A mentor or peer can help identify such curriculum problems as ineffective sequencing, confusing adjustments, or unclear directions. Audio- or videotapes of one of your classes will reveal how you communicate with the students both verbally and physically, through your spoken instructions and body language. “I’m a real stickler for what your language is like,” says Chris Saudek, a senior intermediate Iyengar teacher. “It’s important to understand that you might get into habits that irritate your students—saying ‘you know’ all the time, or ‘um,’ can detract from your teaching.”
Senior Kripalu instructor Rasika Martha Link adds that it’s important to really look at your students in their poses. “If they are in the pose the way [you] want them to be, all is well. When I see students in awkward positions, I know I have to find a way to reach them directly.”
Saudek adds, “To become a good teacher, you have to constantly observe yourself. You have to have an organ of sense that repeats, ‘What did I just say?’ and makes a note in the back of your brain to refine that a little bit. I think teachers need to be constantly thinking about what they are doing and not be on automatic pilot.”
While it is tempting to identify only what needs improving, you and your colleagues should also notice what is successful. Take pride in what does work, such as a graceful demonstration pose, a calm energy in the room after class, or a loyal group of returnees.
Continue to Learn
The most effective way to improve is, “Number one, more training; number two, more training; number three, more training,” says Berch. “The way for a teacher to improve is to go back for basic training. I guarantee there’s stuff taught in that training that you didn’t get the first time around, even when you thought you did.”
If lesson planning is a weak area, rethink how the class is structured. Yoga Journal‘s articles on sequencing and practice suggestions can provide ideas. Go back to the teaching that inspired you in the first place. Saudek reminisces, “I went to classes in India and wrote down every word they said. I learned sequencing by watching someone who taught well and by taking their classes and seeing what their effect was on me.”

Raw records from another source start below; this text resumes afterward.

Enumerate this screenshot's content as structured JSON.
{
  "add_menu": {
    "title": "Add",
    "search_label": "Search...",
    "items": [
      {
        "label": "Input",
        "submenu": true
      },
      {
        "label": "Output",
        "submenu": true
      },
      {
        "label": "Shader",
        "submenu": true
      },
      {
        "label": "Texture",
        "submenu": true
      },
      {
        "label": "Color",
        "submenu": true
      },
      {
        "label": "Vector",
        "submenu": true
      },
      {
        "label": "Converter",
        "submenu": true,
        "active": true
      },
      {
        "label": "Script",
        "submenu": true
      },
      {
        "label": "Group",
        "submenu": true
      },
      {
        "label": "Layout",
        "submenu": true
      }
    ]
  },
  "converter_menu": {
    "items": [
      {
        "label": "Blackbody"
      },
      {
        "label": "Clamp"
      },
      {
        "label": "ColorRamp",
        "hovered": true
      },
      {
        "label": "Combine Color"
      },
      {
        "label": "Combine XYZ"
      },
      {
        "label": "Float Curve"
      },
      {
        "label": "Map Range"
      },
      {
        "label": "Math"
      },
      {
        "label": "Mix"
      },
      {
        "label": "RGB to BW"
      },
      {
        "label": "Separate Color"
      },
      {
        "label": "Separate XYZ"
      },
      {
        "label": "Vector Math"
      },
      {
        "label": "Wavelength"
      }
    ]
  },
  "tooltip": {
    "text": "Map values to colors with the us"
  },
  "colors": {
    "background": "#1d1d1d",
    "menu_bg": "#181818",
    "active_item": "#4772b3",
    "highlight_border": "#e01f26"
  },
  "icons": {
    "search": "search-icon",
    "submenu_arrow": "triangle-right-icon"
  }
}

Experiences outside the realm of yoga will also be reflected in your teaching. Anatomy classes at a local college or courses on Hindu religion provide background information on yoga’s foundations. Meditation or silent retreats deepen individual practice, and you will bring this mindfulness back to your students.
Berch says, “I recommend people have a personal retreat once or twice a year. Not a professional training, but an immersion, an experience. Maybe you just take a yoga day. If you lay in that experience for yourself, your teaching will be so animated, so inspired, so rich, for weeks afterward, because you know it on the inside.”
Armed with perspective and renewed enthusiasm, your teaching and practice will be noticeably stronger. Your students will be aware and, more importantly, you will be equipped to assess and refine your methods while deepening your own understanding of the tradition. Berch concludes, “You need yoga to be more than a rote discipline, or a challenge. You need it to be nourishing you and feeding you and filling you.”
Brenda K. Plakans lives and teaches yoga in Beloit, Wisconsin. She also maintains the blog Grounding thru the Sit Bones.